The basic elements of the Earth are not the same as those in the Universe, so how can the Universe have the same gravity?
It was one of Newton's great ideas that the force that makes apples fall from trees is the same as that which causes the motion of the planets. This was quite revolutionary at the time. We believe that gravity is universal, and behaves the same everywhere. We've advanced in our understanding since Newton's time, but a basic principle is that all mass (or energy, as the two are equivalent) interacts gravitationally in the same way regardless of composition.

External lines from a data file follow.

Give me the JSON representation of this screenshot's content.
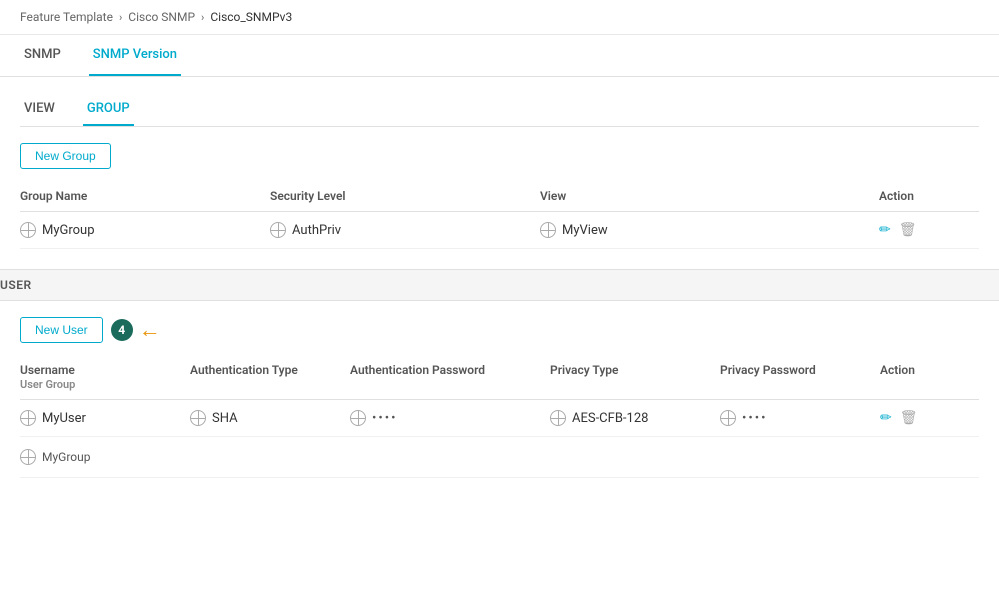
{
  "breadcrumb": {
    "items": [
      "Feature Template",
      "Cisco SNMP",
      "Cisco_SNMPv3"
    ]
  },
  "topTabs": [
    {
      "label": "SNMP",
      "active": false
    },
    {
      "label": "SNMP Version",
      "active": true
    }
  ],
  "subTabs": [
    {
      "label": "VIEW",
      "active": false
    },
    {
      "label": "GROUP",
      "active": true
    }
  ],
  "newGroupBtn": "New Group",
  "groupTable": {
    "headers": [
      "Group Name",
      "Security Level",
      "View",
      "Action"
    ],
    "rows": [
      {
        "groupName": "MyGroup",
        "securityLevel": "AuthPriv",
        "view": "MyView"
      }
    ]
  },
  "userSection": {
    "label": "USER",
    "newUserBtn": "New User",
    "badge": "4",
    "table": {
      "col1Header": "Username",
      "col1Sub": "User Group",
      "col2Header": "Authentication Type",
      "col3Header": "Authentication Password",
      "col4Header": "Privacy Type",
      "col5Header": "Privacy Password",
      "col6Header": "Action",
      "rows": [
        {
          "username": "MyUser",
          "userGroup": "MyGroup",
          "authType": "SHA",
          "authPassword": "••••",
          "privacyType": "AES-CFB-128",
          "privacyPassword": "••••"
        }
      ]
    }
  },
  "icons": {
    "edit": "✏",
    "delete": "🗑",
    "arrow": "←"
  }
}
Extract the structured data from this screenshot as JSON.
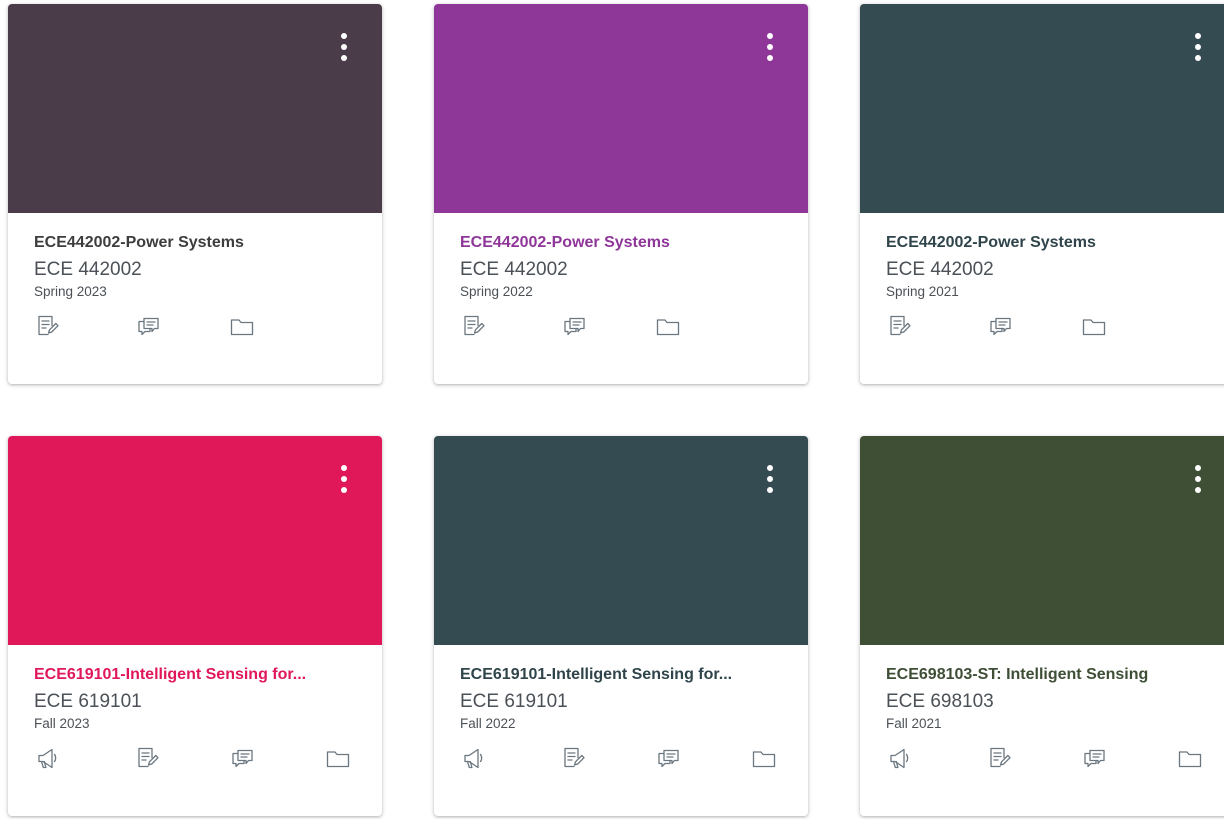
{
  "colors": {
    "text_dark": "#2d3b45",
    "text_muted": "#4b5157",
    "icon_gray": "#6b7780"
  },
  "cards": [
    {
      "title": "ECE442002-Power Systems",
      "code": "ECE 442002",
      "term": "Spring 2023",
      "hero_color": "#4a3c49",
      "title_color": "#3d3d3d",
      "actions": [
        "assignments-icon",
        "discussions-icon",
        "files-icon"
      ]
    },
    {
      "title": "ECE442002-Power Systems",
      "code": "ECE 442002",
      "term": "Spring 2022",
      "hero_color": "#8f3699",
      "title_color": "#8f3699",
      "actions": [
        "assignments-icon",
        "discussions-icon",
        "files-icon"
      ]
    },
    {
      "title": "ECE442002-Power Systems",
      "code": "ECE 442002",
      "term": "Spring 2021",
      "hero_color": "#334b51",
      "title_color": "#2f454b",
      "actions": [
        "assignments-icon",
        "discussions-icon",
        "files-icon"
      ]
    },
    {
      "title": "ECE619101-Intelligent Sensing for...",
      "code": "ECE 619101",
      "term": "Fall 2023",
      "hero_color": "#e0185a",
      "title_color": "#e0185a",
      "actions": [
        "announcements-icon",
        "assignments-icon",
        "discussions-icon",
        "files-icon"
      ]
    },
    {
      "title": "ECE619101-Intelligent Sensing for...",
      "code": "ECE 619101",
      "term": "Fall 2022",
      "hero_color": "#334b51",
      "title_color": "#2f454b",
      "actions": [
        "announcements-icon",
        "assignments-icon",
        "discussions-icon",
        "files-icon"
      ]
    },
    {
      "title": "ECE698103-ST: Intelligent Sensing",
      "code": "ECE 698103",
      "term": "Fall 2021",
      "hero_color": "#3e4f36",
      "title_color": "#3e4f36",
      "actions": [
        "announcements-icon",
        "assignments-icon",
        "discussions-icon",
        "files-icon"
      ]
    }
  ]
}
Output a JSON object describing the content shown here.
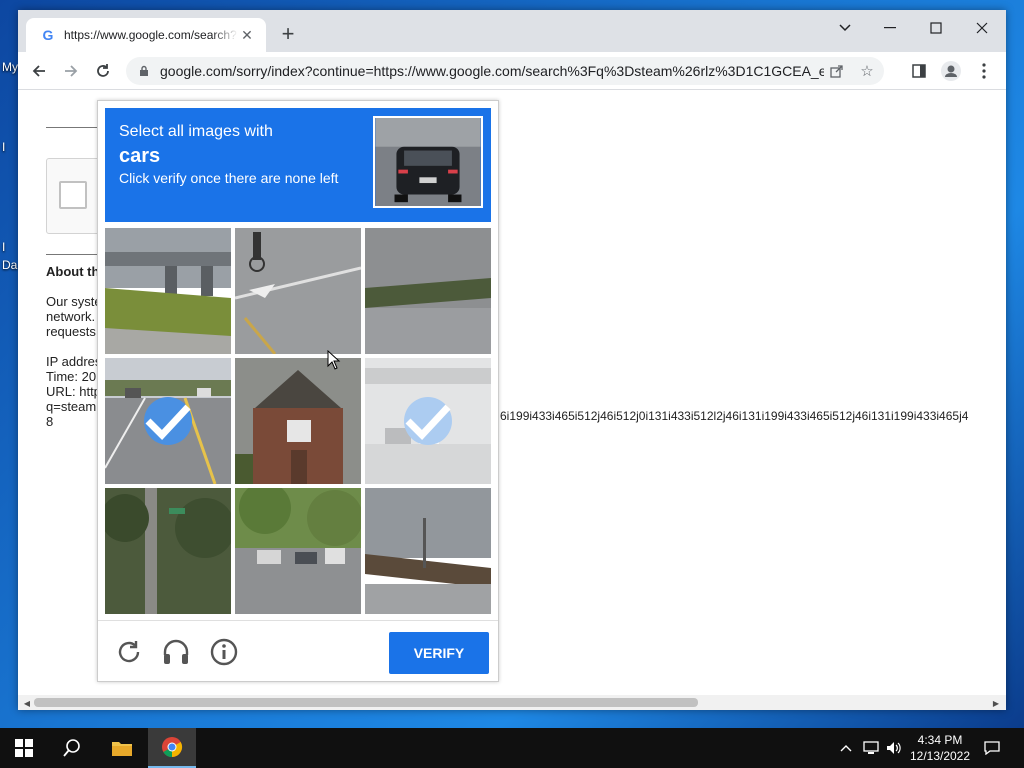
{
  "desktop": {
    "icon_labels": [
      "My",
      "I",
      "I",
      "Da"
    ]
  },
  "browser": {
    "tab": {
      "title": "https://www.google.com/search?",
      "favicon": "G"
    },
    "url": "google.com/sorry/index?continue=https://www.google.com/search%3Fq%3Dsteam%26rlz%3D1C1GCEA_e..."
  },
  "page": {
    "about_title": "About th",
    "para1": [
      "Our syste",
      "network.",
      "requests"
    ],
    "para2": [
      "IP addres",
      "Time: 20",
      "URL: http",
      "q=steam",
      "8"
    ],
    "long_url": "6i199i433i465i512j46i512j0i131i433i512l2j46i131i199i433i465i512j46i131i199i433i465j4"
  },
  "captcha": {
    "prompt": "Select all images with",
    "object": "cars",
    "instruction": "Click verify once there are none left",
    "verify_label": "VERIFY",
    "tiles": [
      {
        "scene": "overpass-grass",
        "selected": false
      },
      {
        "scene": "road-cyclist",
        "selected": false
      },
      {
        "scene": "road-edge",
        "selected": false
      },
      {
        "scene": "street-cars",
        "selected": true
      },
      {
        "scene": "brick-house",
        "selected": false
      },
      {
        "scene": "overpass-cars",
        "selected": true
      },
      {
        "scene": "trees-pole",
        "selected": false
      },
      {
        "scene": "parked-cars",
        "selected": false
      },
      {
        "scene": "field-pole",
        "selected": false
      }
    ]
  },
  "taskbar": {
    "time": "4:34 PM",
    "date": "12/13/2022"
  },
  "colors": {
    "accent": "#1a73e8",
    "check": "#4a90e2"
  }
}
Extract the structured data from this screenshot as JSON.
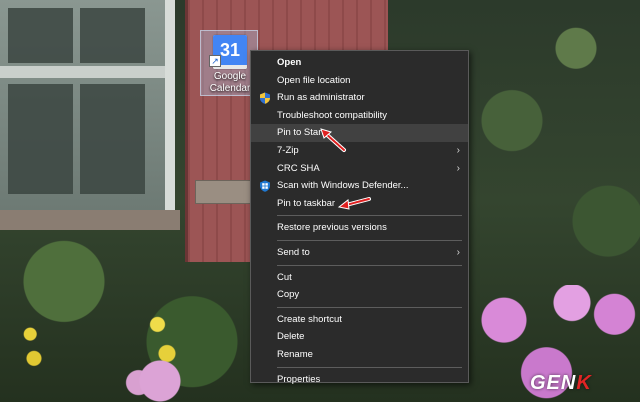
{
  "desktop_icon": {
    "label": "Google\nCalendar",
    "calendar_day": "31",
    "icon_name": "google-calendar-icon"
  },
  "context_menu": {
    "items": [
      {
        "label": "Open",
        "bold": true
      },
      {
        "label": "Open file location"
      },
      {
        "label": "Run as administrator",
        "icon": "uac-shield-icon"
      },
      {
        "label": "Troubleshoot compatibility"
      },
      {
        "label": "Pin to Start",
        "highlighted": true
      },
      {
        "label": "7-Zip",
        "submenu": true
      },
      {
        "label": "CRC SHA",
        "submenu": true
      },
      {
        "label": "Scan with Windows Defender...",
        "icon": "windows-defender-icon"
      },
      {
        "label": "Pin to taskbar"
      },
      {
        "label": "Restore previous versions"
      },
      {
        "label": "Send to",
        "submenu": true
      },
      {
        "label": "Cut"
      },
      {
        "label": "Copy"
      },
      {
        "label": "Create shortcut"
      },
      {
        "label": "Delete"
      },
      {
        "label": "Rename"
      },
      {
        "label": "Properties"
      }
    ],
    "submenu_glyph": "›"
  },
  "annotation_color": "#e02020",
  "watermark": {
    "prefix": "GEN",
    "suffix": "K"
  }
}
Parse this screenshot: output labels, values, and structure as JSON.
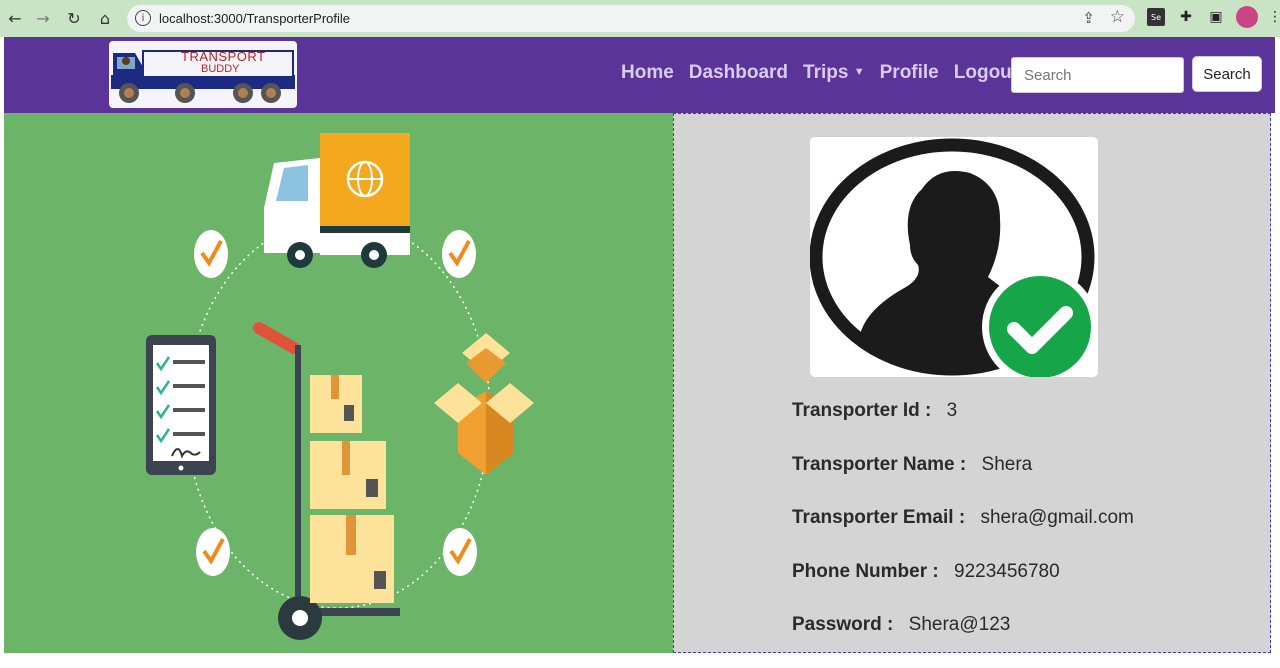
{
  "browser": {
    "url": "localhost:3000/TransporterProfile"
  },
  "navbar": {
    "logo_line1": "TRANSPORT",
    "logo_line2": "BUDDY",
    "links": {
      "home": "Home",
      "dashboard": "Dashboard",
      "trips": "Trips",
      "profile": "Profile",
      "logout": "Logout"
    },
    "search_placeholder": "Search",
    "search_button": "Search",
    "color": "#5a3499"
  },
  "profile": {
    "fields": [
      {
        "label": "Transporter Id :",
        "value": "3"
      },
      {
        "label": "Transporter Name :",
        "value": "Shera"
      },
      {
        "label": "Transporter Email :",
        "value": "shera@gmail.com"
      },
      {
        "label": "Phone Number :",
        "value": "9223456780"
      },
      {
        "label": "Password :",
        "value": "Shera@123"
      }
    ]
  },
  "colors": {
    "left_bg": "#6cb468",
    "right_bg": "#d4d4d4",
    "check_green": "#17a54a"
  }
}
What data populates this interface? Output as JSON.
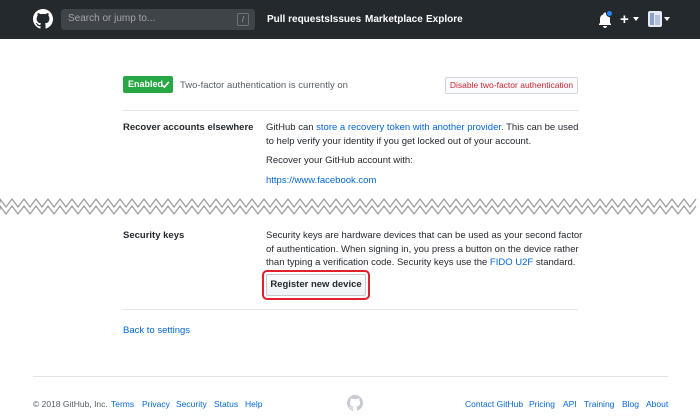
{
  "header": {
    "search_placeholder": "Search or jump to...",
    "search_shortcut": "/",
    "nav": [
      "Pull requests",
      "Issues",
      "Marketplace",
      "Explore"
    ],
    "plus_label": "+"
  },
  "two_factor": {
    "badge": "Enabled",
    "status": "Two-factor authentication is currently on",
    "disable_button": "Disable two-factor authentication"
  },
  "recover": {
    "title": "Recover accounts elsewhere",
    "text_before": "GitHub can ",
    "link": "store a recovery token with another provider",
    "text_after": ". This can be used to help verify your identity if you get locked out of your account.",
    "recover_with": "Recover your GitHub account with:",
    "provider_link": "https://www.facebook.com"
  },
  "security_keys": {
    "title": "Security keys",
    "text_before": "Security keys are hardware devices that can be used as your second factor of authentication. When signing in, you press a button on the device rather than typing a verification code. Security keys use the ",
    "link": "FIDO U2F",
    "text_after": " standard.",
    "register_button": "Register new device"
  },
  "back_link": "Back to settings",
  "footer": {
    "copyright": "© 2018 GitHub, Inc.",
    "left_links": [
      "Terms",
      "Privacy",
      "Security",
      "Status",
      "Help"
    ],
    "right_links": [
      "Contact GitHub",
      "Pricing",
      "API",
      "Training",
      "Blog",
      "About"
    ]
  },
  "colors": {
    "header_bg": "#24292e",
    "success": "#28a745",
    "danger": "#cb2431",
    "link": "#0366d6",
    "highlight": "#e0202b"
  }
}
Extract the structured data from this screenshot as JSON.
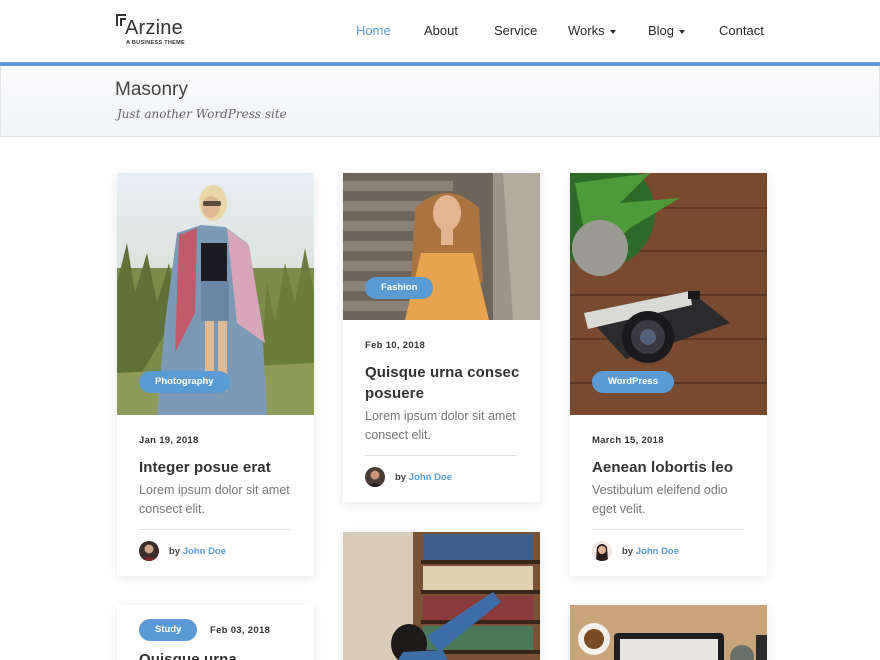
{
  "brand": {
    "name": "Arzine",
    "tagline": "A BUSINESS THEME"
  },
  "nav": {
    "items": [
      {
        "label": "Home",
        "active": true,
        "dropdown": false
      },
      {
        "label": "About",
        "active": false,
        "dropdown": false
      },
      {
        "label": "Service",
        "active": false,
        "dropdown": false
      },
      {
        "label": "Works",
        "active": false,
        "dropdown": true
      },
      {
        "label": "Blog",
        "active": false,
        "dropdown": true
      },
      {
        "label": "Contact",
        "active": false,
        "dropdown": false
      }
    ]
  },
  "page": {
    "title": "Masonry",
    "subtitle": "Just another WordPress site"
  },
  "posts": [
    {
      "category": "Photography",
      "date": "Jan 19, 2018",
      "title": "Integer posue erat",
      "excerpt": "Lorem ipsum dolor sit amet consect elit.",
      "by": "by",
      "author": "John Doe"
    },
    {
      "category": "Fashion",
      "date": "Feb 10, 2018",
      "title": "Quisque urna consec posuere",
      "excerpt": "Lorem ipsum dolor sit amet consect elit.",
      "by": "by",
      "author": "John Doe"
    },
    {
      "category": "WordPress",
      "date": "March 15, 2018",
      "title": "Aenean lobortis leo",
      "excerpt": "Vestibulum eleifend odio eget velit.",
      "by": "by",
      "author": "John Doe"
    },
    {
      "category": "Study",
      "date": "Feb 03, 2018",
      "title": "Quisque urna"
    }
  ],
  "colors": {
    "accent": "#5b9bd5",
    "text": "#333333",
    "muted": "#777777"
  }
}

You are quite correct that the Universe does not share the same composition as the Earth. The most common element in the Universe is hydrogen, at about 74%. This is quite rare in the Earth (about 0.03%), although it is quite common at the surface, being a constituent of water (you are about 10% hydrogen). The second most common element in the Universe is helium, at about 24%. This is exceedingly rare on Earth, though we have managed to find enough to fill the occasional balloon (we're actually running out quite rapidly). The Earth is mostly iron (32%), oxygen (30%) and silicon (15%). However, what type of matter an object is does not influence gravity, the only thing that is important is the mass. The force on a 1 kg mass is the same whatever it is made of, and careful experimentation has verified that.